"If I had the influence with the good fairy who is supposed to preside over the christening of all children, I should ask that her gift to each child in the world be a sense of wonder so indestructible that it would last throughout life, an unfailing antidote against the boredom and disenchantment of later years, sterile preoccupations with things that are artificial, the alienation from the sources of our strength." Rachel Carson, "The Sense of Wonder"

I recently returned from a trip to the Grand Canyon and came across these magnificent words . . . .

"In certain regions of South Africa, when someone does something wrong, he is taken to the center of the village and surrounded by his tribe for two days while they speak of all the good he has done. They believe each person is good, yet sometimes we make mistakes, which is really a cry for help. They unite in this ritual to encourage the person to reconnect with his true nature. The belief is that the unity and affirmation have more power to change behavior than shame and punishment. This is known as Ubuntu - humanity towards others."

I was profoundly struck by such a deeply compassionate way for people to be asked to address their mistakes:

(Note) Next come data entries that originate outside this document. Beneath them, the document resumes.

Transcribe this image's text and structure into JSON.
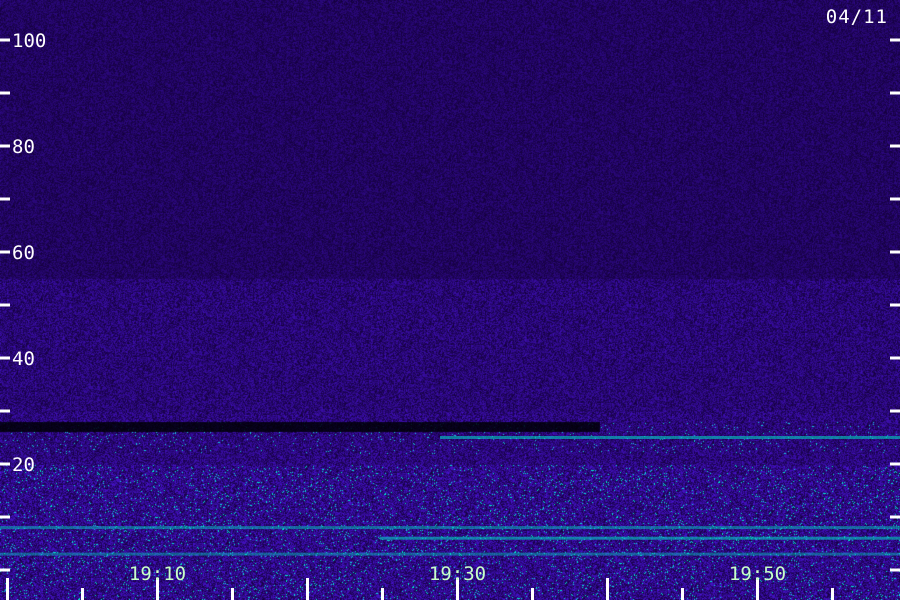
{
  "date_label": "04/11",
  "chart_data": {
    "type": "heatmap",
    "title": "",
    "xlabel": "",
    "ylabel": "",
    "x_tick_labels": [
      "19:10",
      "19:30",
      "19:50"
    ],
    "x_ticks_minutes_after_1900": [
      10,
      30,
      50
    ],
    "xlim_minutes_after_1900": [
      -0.5,
      59.5
    ],
    "y_tick_labels": [
      "20",
      "40",
      "60",
      "80",
      "100"
    ],
    "y_tick_values": [
      20,
      40,
      60,
      80,
      100
    ],
    "ylim": [
      0,
      100
    ],
    "grid": false,
    "colors": {
      "background": "#0a0033",
      "noise": "#3a18c8",
      "band": "#2f3cff",
      "strong": "#00e0c8",
      "dark_gap": "#000000",
      "tick": "#ffffff"
    }
  }
}
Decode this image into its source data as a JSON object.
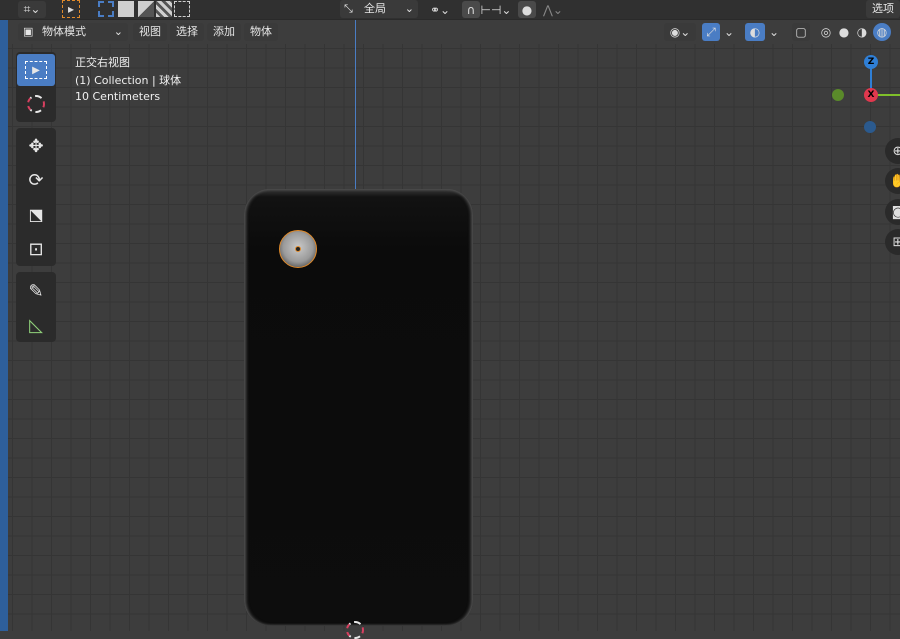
{
  "topbar": {
    "orientation_label": "全局",
    "options_label": "选项"
  },
  "header": {
    "mode_label": "物体模式",
    "menu": [
      "视图",
      "选择",
      "添加",
      "物体"
    ]
  },
  "overlay": {
    "view_name": "正交右视图",
    "collection": "(1) Collection | 球体",
    "scale": "10 Centimeters"
  },
  "gizmo": {
    "z_label": "Z",
    "x_label": "X",
    "colors": {
      "z": "#2f7fd6",
      "x": "#e0384e",
      "y": "#7fbf2a"
    }
  },
  "colors": {
    "accent": "#4a7dc4",
    "phone_body": "#0c0c0c",
    "selection_outline": "#e08a2a"
  }
}
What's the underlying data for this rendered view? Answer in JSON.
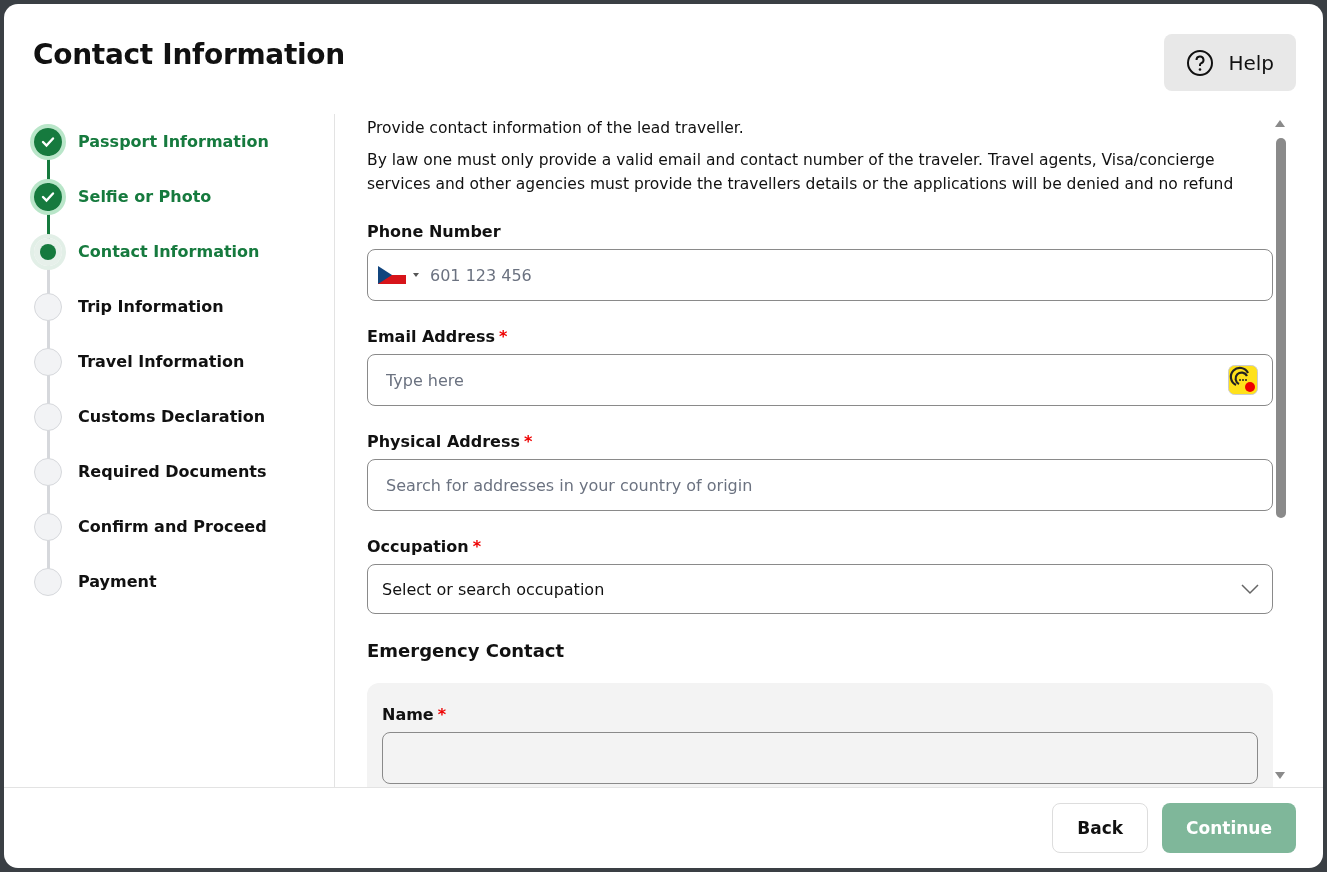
{
  "dialog": {
    "title": "Contact Information",
    "help_button": {
      "label": "Help"
    }
  },
  "steps": [
    {
      "label": "Passport Information",
      "completed": true,
      "selected": false
    },
    {
      "label": "Selfie or Photo",
      "completed": true,
      "selected": false
    },
    {
      "label": "Contact Information",
      "completed": false,
      "selected": true
    },
    {
      "label": "Trip Information",
      "completed": false,
      "selected": false
    },
    {
      "label": "Travel Information",
      "completed": false,
      "selected": false
    },
    {
      "label": "Customs Declaration",
      "completed": false,
      "selected": false
    },
    {
      "label": "Required Documents",
      "completed": false,
      "selected": false
    },
    {
      "label": "Confirm and Proceed",
      "completed": false,
      "selected": false
    },
    {
      "label": "Payment",
      "completed": false,
      "selected": false
    }
  ],
  "intro": [
    "Provide contact information of the lead traveller.",
    "By law one must only provide a valid email and contact number of the traveler. Travel agents, Visa/concierge services and other agencies must provide the travellers details or the applications will be denied and no refund"
  ],
  "fields": [
    {
      "kind": "phone",
      "label": "Phone Number",
      "placeholder": "601 123 456"
    },
    {
      "kind": "text",
      "label": "Email Address",
      "required_mark": "*",
      "placeholder": "Type here",
      "extension_badge": true
    },
    {
      "kind": "text",
      "label": "Physical Address",
      "required_mark": "*",
      "placeholder": "Search for addresses in your country of origin"
    },
    {
      "kind": "select",
      "label": "Occupation",
      "required_mark": "*",
      "value": "Select or search occupation"
    }
  ],
  "emergency_contact": {
    "heading": "Emergency Contact",
    "fields": [
      {
        "kind": "text",
        "label": "Name",
        "required_mark": "*"
      }
    ]
  },
  "footer": {
    "buttons": [
      {
        "label": "Back",
        "kind": "secondary",
        "disabled": false
      },
      {
        "label": "Continue",
        "kind": "primary",
        "disabled": true
      }
    ]
  }
}
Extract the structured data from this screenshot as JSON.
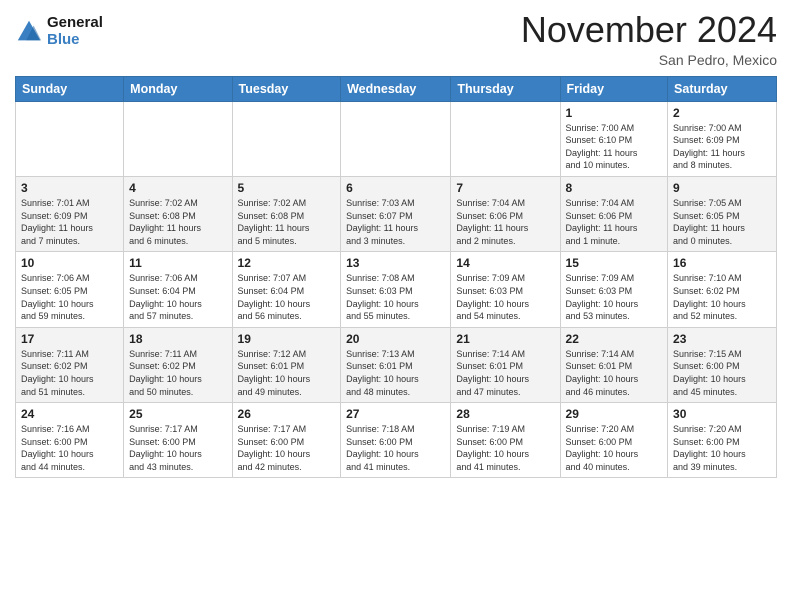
{
  "header": {
    "logo_general": "General",
    "logo_blue": "Blue",
    "month_title": "November 2024",
    "location": "San Pedro, Mexico"
  },
  "weekdays": [
    "Sunday",
    "Monday",
    "Tuesday",
    "Wednesday",
    "Thursday",
    "Friday",
    "Saturday"
  ],
  "weeks": [
    [
      {
        "day": "",
        "info": ""
      },
      {
        "day": "",
        "info": ""
      },
      {
        "day": "",
        "info": ""
      },
      {
        "day": "",
        "info": ""
      },
      {
        "day": "",
        "info": ""
      },
      {
        "day": "1",
        "info": "Sunrise: 7:00 AM\nSunset: 6:10 PM\nDaylight: 11 hours\nand 10 minutes."
      },
      {
        "day": "2",
        "info": "Sunrise: 7:00 AM\nSunset: 6:09 PM\nDaylight: 11 hours\nand 8 minutes."
      }
    ],
    [
      {
        "day": "3",
        "info": "Sunrise: 7:01 AM\nSunset: 6:09 PM\nDaylight: 11 hours\nand 7 minutes."
      },
      {
        "day": "4",
        "info": "Sunrise: 7:02 AM\nSunset: 6:08 PM\nDaylight: 11 hours\nand 6 minutes."
      },
      {
        "day": "5",
        "info": "Sunrise: 7:02 AM\nSunset: 6:08 PM\nDaylight: 11 hours\nand 5 minutes."
      },
      {
        "day": "6",
        "info": "Sunrise: 7:03 AM\nSunset: 6:07 PM\nDaylight: 11 hours\nand 3 minutes."
      },
      {
        "day": "7",
        "info": "Sunrise: 7:04 AM\nSunset: 6:06 PM\nDaylight: 11 hours\nand 2 minutes."
      },
      {
        "day": "8",
        "info": "Sunrise: 7:04 AM\nSunset: 6:06 PM\nDaylight: 11 hours\nand 1 minute."
      },
      {
        "day": "9",
        "info": "Sunrise: 7:05 AM\nSunset: 6:05 PM\nDaylight: 11 hours\nand 0 minutes."
      }
    ],
    [
      {
        "day": "10",
        "info": "Sunrise: 7:06 AM\nSunset: 6:05 PM\nDaylight: 10 hours\nand 59 minutes."
      },
      {
        "day": "11",
        "info": "Sunrise: 7:06 AM\nSunset: 6:04 PM\nDaylight: 10 hours\nand 57 minutes."
      },
      {
        "day": "12",
        "info": "Sunrise: 7:07 AM\nSunset: 6:04 PM\nDaylight: 10 hours\nand 56 minutes."
      },
      {
        "day": "13",
        "info": "Sunrise: 7:08 AM\nSunset: 6:03 PM\nDaylight: 10 hours\nand 55 minutes."
      },
      {
        "day": "14",
        "info": "Sunrise: 7:09 AM\nSunset: 6:03 PM\nDaylight: 10 hours\nand 54 minutes."
      },
      {
        "day": "15",
        "info": "Sunrise: 7:09 AM\nSunset: 6:03 PM\nDaylight: 10 hours\nand 53 minutes."
      },
      {
        "day": "16",
        "info": "Sunrise: 7:10 AM\nSunset: 6:02 PM\nDaylight: 10 hours\nand 52 minutes."
      }
    ],
    [
      {
        "day": "17",
        "info": "Sunrise: 7:11 AM\nSunset: 6:02 PM\nDaylight: 10 hours\nand 51 minutes."
      },
      {
        "day": "18",
        "info": "Sunrise: 7:11 AM\nSunset: 6:02 PM\nDaylight: 10 hours\nand 50 minutes."
      },
      {
        "day": "19",
        "info": "Sunrise: 7:12 AM\nSunset: 6:01 PM\nDaylight: 10 hours\nand 49 minutes."
      },
      {
        "day": "20",
        "info": "Sunrise: 7:13 AM\nSunset: 6:01 PM\nDaylight: 10 hours\nand 48 minutes."
      },
      {
        "day": "21",
        "info": "Sunrise: 7:14 AM\nSunset: 6:01 PM\nDaylight: 10 hours\nand 47 minutes."
      },
      {
        "day": "22",
        "info": "Sunrise: 7:14 AM\nSunset: 6:01 PM\nDaylight: 10 hours\nand 46 minutes."
      },
      {
        "day": "23",
        "info": "Sunrise: 7:15 AM\nSunset: 6:00 PM\nDaylight: 10 hours\nand 45 minutes."
      }
    ],
    [
      {
        "day": "24",
        "info": "Sunrise: 7:16 AM\nSunset: 6:00 PM\nDaylight: 10 hours\nand 44 minutes."
      },
      {
        "day": "25",
        "info": "Sunrise: 7:17 AM\nSunset: 6:00 PM\nDaylight: 10 hours\nand 43 minutes."
      },
      {
        "day": "26",
        "info": "Sunrise: 7:17 AM\nSunset: 6:00 PM\nDaylight: 10 hours\nand 42 minutes."
      },
      {
        "day": "27",
        "info": "Sunrise: 7:18 AM\nSunset: 6:00 PM\nDaylight: 10 hours\nand 41 minutes."
      },
      {
        "day": "28",
        "info": "Sunrise: 7:19 AM\nSunset: 6:00 PM\nDaylight: 10 hours\nand 41 minutes."
      },
      {
        "day": "29",
        "info": "Sunrise: 7:20 AM\nSunset: 6:00 PM\nDaylight: 10 hours\nand 40 minutes."
      },
      {
        "day": "30",
        "info": "Sunrise: 7:20 AM\nSunset: 6:00 PM\nDaylight: 10 hours\nand 39 minutes."
      }
    ]
  ]
}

“There's not one person on the planet, even my greatest teachers, with whom I agree on every subject. I conclude that perfect accord is impossible, and that's a good thing.” Rob Brezsny

A good reason to cultivate good conflict management skills . . .